Records for the task Start Marker

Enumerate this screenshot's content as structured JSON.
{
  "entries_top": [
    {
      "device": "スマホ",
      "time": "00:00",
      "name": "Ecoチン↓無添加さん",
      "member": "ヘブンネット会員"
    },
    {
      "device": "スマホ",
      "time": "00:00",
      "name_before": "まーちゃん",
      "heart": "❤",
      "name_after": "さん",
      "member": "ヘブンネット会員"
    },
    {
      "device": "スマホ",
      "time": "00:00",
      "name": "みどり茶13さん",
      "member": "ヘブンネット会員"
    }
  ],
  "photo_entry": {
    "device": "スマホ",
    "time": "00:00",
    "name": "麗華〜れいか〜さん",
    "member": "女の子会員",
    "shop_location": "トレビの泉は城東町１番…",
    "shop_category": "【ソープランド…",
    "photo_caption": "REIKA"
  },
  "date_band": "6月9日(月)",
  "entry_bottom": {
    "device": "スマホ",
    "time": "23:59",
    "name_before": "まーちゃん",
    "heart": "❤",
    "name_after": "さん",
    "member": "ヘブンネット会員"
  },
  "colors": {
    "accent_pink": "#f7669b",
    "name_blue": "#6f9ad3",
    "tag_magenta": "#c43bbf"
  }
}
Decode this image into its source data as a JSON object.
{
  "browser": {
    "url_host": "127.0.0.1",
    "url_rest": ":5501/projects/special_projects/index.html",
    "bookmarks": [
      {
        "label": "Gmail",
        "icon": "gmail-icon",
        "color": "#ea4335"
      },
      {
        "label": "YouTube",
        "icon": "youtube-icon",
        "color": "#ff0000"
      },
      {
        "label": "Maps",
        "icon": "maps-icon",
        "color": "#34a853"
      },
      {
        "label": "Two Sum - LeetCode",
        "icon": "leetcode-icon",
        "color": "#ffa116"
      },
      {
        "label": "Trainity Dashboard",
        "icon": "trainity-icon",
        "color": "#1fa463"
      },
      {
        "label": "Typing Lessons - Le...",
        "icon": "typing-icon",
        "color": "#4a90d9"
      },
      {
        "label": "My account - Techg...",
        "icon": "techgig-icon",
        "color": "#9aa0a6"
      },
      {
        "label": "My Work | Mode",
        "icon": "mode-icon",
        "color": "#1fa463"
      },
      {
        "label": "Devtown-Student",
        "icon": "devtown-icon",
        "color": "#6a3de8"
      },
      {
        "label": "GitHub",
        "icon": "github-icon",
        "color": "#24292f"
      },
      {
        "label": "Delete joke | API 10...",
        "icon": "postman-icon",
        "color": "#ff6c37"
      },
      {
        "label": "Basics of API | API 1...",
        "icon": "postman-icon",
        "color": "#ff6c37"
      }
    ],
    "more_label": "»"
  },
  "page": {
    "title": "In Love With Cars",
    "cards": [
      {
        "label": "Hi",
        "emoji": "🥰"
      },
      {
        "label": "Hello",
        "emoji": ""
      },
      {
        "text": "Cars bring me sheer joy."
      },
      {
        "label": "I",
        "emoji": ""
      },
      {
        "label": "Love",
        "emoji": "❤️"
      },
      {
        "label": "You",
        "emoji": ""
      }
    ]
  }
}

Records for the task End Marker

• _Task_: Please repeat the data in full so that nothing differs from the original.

• _Response_:
Enumerate this screenshot's content as structured JSON.
{
  "entries_top": [
    {
      "device": "スマホ",
      "time": "00:00",
      "name": "Ecoチン↓無添加さん",
      "member": "ヘブンネット会員"
    },
    {
      "device": "スマホ",
      "time": "00:00",
      "name_before": "まーちゃん",
      "heart": "❤",
      "name_after": "さん",
      "member": "ヘブンネット会員"
    },
    {
      "device": "スマホ",
      "time": "00:00",
      "name": "みどり茶13さん",
      "member": "ヘブンネット会員"
    }
  ],
  "photo_entry": {
    "device": "スマホ",
    "time": "00:00",
    "name": "麗華〜れいか〜さん",
    "member": "女の子会員",
    "shop_location": "トレビの泉は城東町１番…",
    "shop_category": "【ソープランド…",
    "photo_caption": "REIKA"
  },
  "date_band": "6月9日(月)",
  "entry_bottom": {
    "device": "スマホ",
    "time": "23:59",
    "name_before": "まーちゃん",
    "heart": "❤",
    "name_after": "さん",
    "member": "ヘブンネット会員"
  },
  "colors": {
    "accent_pink": "#f7669b",
    "name_blue": "#6f9ad3",
    "tag_magenta": "#c43bbf"
  }
}
Decode this image into its source data as a JSON object.
{
  "browser": {
    "url_host": "127.0.0.1",
    "url_rest": ":5501/projects/special_projects/index.html",
    "bookmarks": [
      {
        "label": "Gmail",
        "icon": "gmail-icon",
        "color": "#ea4335"
      },
      {
        "label": "YouTube",
        "icon": "youtube-icon",
        "color": "#ff0000"
      },
      {
        "label": "Maps",
        "icon": "maps-icon",
        "color": "#34a853"
      },
      {
        "label": "Two Sum - LeetCode",
        "icon": "leetcode-icon",
        "color": "#ffa116"
      },
      {
        "label": "Trainity Dashboard",
        "icon": "trainity-icon",
        "color": "#1fa463"
      },
      {
        "label": "Typing Lessons - Le...",
        "icon": "typing-icon",
        "color": "#4a90d9"
      },
      {
        "label": "My account - Techg...",
        "icon": "techgig-icon",
        "color": "#9aa0a6"
      },
      {
        "label": "My Work | Mode",
        "icon": "mode-icon",
        "color": "#1fa463"
      },
      {
        "label": "Devtown-Student",
        "icon": "devtown-icon",
        "color": "#6a3de8"
      },
      {
        "label": "GitHub",
        "icon": "github-icon",
        "color": "#24292f"
      },
      {
        "label": "Delete joke | API 10...",
        "icon": "postman-icon",
        "color": "#ff6c37"
      },
      {
        "label": "Basics of API | API 1...",
        "icon": "postman-icon",
        "color": "#ff6c37"
      }
    ],
    "more_label": "»"
  },
  "page": {
    "title": "In Love With Cars",
    "cards": [
      {
        "label": "Hi",
        "emoji": "🥰"
      },
      {
        "label": "Hello",
        "emoji": ""
      },
      {
        "text": "Cars bring me sheer joy."
      },
      {
        "label": "I",
        "emoji": ""
      },
      {
        "label": "Love",
        "emoji": "❤️"
      },
      {
        "label": "You",
        "emoji": ""
      }
    ]
  }
}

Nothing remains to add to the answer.